Task to carry out: Print the records below exactly, leaving out nothing.

Material to process:
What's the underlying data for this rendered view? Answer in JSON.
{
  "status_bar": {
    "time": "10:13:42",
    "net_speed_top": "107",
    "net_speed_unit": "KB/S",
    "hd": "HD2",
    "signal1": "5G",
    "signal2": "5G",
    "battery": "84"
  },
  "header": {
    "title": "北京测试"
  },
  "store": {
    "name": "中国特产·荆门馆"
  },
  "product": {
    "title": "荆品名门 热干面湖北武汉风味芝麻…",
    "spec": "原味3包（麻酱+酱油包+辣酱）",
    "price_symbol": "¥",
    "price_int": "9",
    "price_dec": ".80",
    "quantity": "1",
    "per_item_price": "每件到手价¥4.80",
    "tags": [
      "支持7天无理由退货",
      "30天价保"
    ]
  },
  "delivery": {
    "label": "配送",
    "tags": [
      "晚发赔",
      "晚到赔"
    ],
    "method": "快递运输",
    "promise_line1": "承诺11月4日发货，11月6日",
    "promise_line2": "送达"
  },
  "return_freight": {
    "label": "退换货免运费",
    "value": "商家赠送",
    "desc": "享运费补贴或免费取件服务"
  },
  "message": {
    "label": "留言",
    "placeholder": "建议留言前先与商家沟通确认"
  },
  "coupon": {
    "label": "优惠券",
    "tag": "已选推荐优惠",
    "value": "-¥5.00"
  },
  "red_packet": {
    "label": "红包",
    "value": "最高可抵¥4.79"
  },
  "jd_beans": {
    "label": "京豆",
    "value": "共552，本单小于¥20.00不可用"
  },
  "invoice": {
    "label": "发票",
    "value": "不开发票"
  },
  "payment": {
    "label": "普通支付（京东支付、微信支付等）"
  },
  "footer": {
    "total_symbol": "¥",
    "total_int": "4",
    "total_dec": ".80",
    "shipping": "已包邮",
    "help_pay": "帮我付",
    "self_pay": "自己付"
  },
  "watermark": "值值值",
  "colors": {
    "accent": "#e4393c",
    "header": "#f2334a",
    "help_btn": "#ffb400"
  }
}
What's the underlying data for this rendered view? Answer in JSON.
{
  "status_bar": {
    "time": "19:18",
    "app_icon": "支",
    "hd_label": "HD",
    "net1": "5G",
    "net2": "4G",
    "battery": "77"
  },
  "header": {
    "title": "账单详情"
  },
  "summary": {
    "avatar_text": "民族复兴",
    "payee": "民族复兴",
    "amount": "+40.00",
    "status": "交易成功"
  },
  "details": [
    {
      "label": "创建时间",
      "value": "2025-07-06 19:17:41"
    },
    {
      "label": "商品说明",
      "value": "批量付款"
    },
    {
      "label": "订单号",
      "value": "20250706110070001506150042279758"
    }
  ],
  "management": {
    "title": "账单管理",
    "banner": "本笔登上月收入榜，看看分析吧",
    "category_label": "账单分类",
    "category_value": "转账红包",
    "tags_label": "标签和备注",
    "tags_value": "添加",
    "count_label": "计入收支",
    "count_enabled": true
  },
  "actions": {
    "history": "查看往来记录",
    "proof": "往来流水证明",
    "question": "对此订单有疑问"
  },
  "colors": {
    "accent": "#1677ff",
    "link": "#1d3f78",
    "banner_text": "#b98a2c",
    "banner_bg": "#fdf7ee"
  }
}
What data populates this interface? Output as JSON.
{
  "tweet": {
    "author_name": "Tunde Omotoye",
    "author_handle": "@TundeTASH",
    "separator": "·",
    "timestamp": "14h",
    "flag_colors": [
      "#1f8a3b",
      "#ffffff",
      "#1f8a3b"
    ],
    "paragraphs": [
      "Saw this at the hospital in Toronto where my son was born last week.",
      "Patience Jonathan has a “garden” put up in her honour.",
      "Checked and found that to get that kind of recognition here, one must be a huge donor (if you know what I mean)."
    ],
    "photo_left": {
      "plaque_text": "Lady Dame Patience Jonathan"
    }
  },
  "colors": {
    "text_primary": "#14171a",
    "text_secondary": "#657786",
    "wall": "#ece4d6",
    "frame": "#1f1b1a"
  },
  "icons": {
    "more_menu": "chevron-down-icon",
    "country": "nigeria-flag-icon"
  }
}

Task response:
What's the underlying data for this rendered view? Answer in JSON.
{
  "status_bar": {
    "time": "10:13:42",
    "net_speed_top": "107",
    "net_speed_unit": "KB/S",
    "hd": "HD2",
    "signal1": "5G",
    "signal2": "5G",
    "battery": "84"
  },
  "header": {
    "title": "北京测试"
  },
  "store": {
    "name": "中国特产·荆门馆"
  },
  "product": {
    "title": "荆品名门 热干面湖北武汉风味芝麻…",
    "spec": "原味3包（麻酱+酱油包+辣酱）",
    "price_symbol": "¥",
    "price_int": "9",
    "price_dec": ".80",
    "quantity": "1",
    "per_item_price": "每件到手价¥4.80",
    "tags": [
      "支持7天无理由退货",
      "30天价保"
    ]
  },
  "delivery": {
    "label": "配送",
    "tags": [
      "晚发赔",
      "晚到赔"
    ],
    "method": "快递运输",
    "promise_line1": "承诺11月4日发货，11月6日",
    "promise_line2": "送达"
  },
  "return_freight": {
    "label": "退换货免运费",
    "value": "商家赠送",
    "desc": "享运费补贴或免费取件服务"
  },
  "message": {
    "label": "留言",
    "placeholder": "建议留言前先与商家沟通确认"
  },
  "coupon": {
    "label": "优惠券",
    "tag": "已选推荐优惠",
    "value": "-¥5.00"
  },
  "red_packet": {
    "label": "红包",
    "value": "最高可抵¥4.79"
  },
  "jd_beans": {
    "label": "京豆",
    "value": "共552，本单小于¥20.00不可用"
  },
  "invoice": {
    "label": "发票",
    "value": "不开发票"
  },
  "payment": {
    "label": "普通支付（京东支付、微信支付等）"
  },
  "footer": {
    "total_symbol": "¥",
    "total_int": "4",
    "total_dec": ".80",
    "shipping": "已包邮",
    "help_pay": "帮我付",
    "self_pay": "自己付"
  },
  "watermark": "值值值",
  "colors": {
    "accent": "#e4393c",
    "header": "#f2334a",
    "help_btn": "#ffb400"
  }
}
What's the underlying data for this rendered view? Answer in JSON.
{
  "status_bar": {
    "time": "19:18",
    "app_icon": "支",
    "hd_label": "HD",
    "net1": "5G",
    "net2": "4G",
    "battery": "77"
  },
  "header": {
    "title": "账单详情"
  },
  "summary": {
    "avatar_text": "民族复兴",
    "payee": "民族复兴",
    "amount": "+40.00",
    "status": "交易成功"
  },
  "details": [
    {
      "label": "创建时间",
      "value": "2025-07-06 19:17:41"
    },
    {
      "label": "商品说明",
      "value": "批量付款"
    },
    {
      "label": "订单号",
      "value": "20250706110070001506150042279758"
    }
  ],
  "management": {
    "title": "账单管理",
    "banner": "本笔登上月收入榜，看看分析吧",
    "category_label": "账单分类",
    "category_value": "转账红包",
    "tags_label": "标签和备注",
    "tags_value": "添加",
    "count_label": "计入收支",
    "count_enabled": true
  },
  "actions": {
    "history": "查看往来记录",
    "proof": "往来流水证明",
    "question": "对此订单有疑问"
  },
  "colors": {
    "accent": "#1677ff",
    "link": "#1d3f78",
    "banner_text": "#b98a2c",
    "banner_bg": "#fdf7ee"
  }
}
What data populates this interface? Output as JSON.
{
  "tweet": {
    "author_name": "Tunde Omotoye",
    "author_handle": "@TundeTASH",
    "separator": "·",
    "timestamp": "14h",
    "flag_colors": [
      "#1f8a3b",
      "#ffffff",
      "#1f8a3b"
    ],
    "paragraphs": [
      "Saw this at the hospital in Toronto where my son was born last week.",
      "Patience Jonathan has a “garden” put up in her honour.",
      "Checked and found that to get that kind of recognition here, one must be a huge donor (if you know what I mean)."
    ],
    "photo_left": {
      "plaque_text": "Lady Dame Patience Jonathan"
    }
  },
  "colors": {
    "text_primary": "#14171a",
    "text_secondary": "#657786",
    "wall": "#ece4d6",
    "frame": "#1f1b1a"
  },
  "icons": {
    "more_menu": "chevron-down-icon",
    "country": "nigeria-flag-icon"
  }
}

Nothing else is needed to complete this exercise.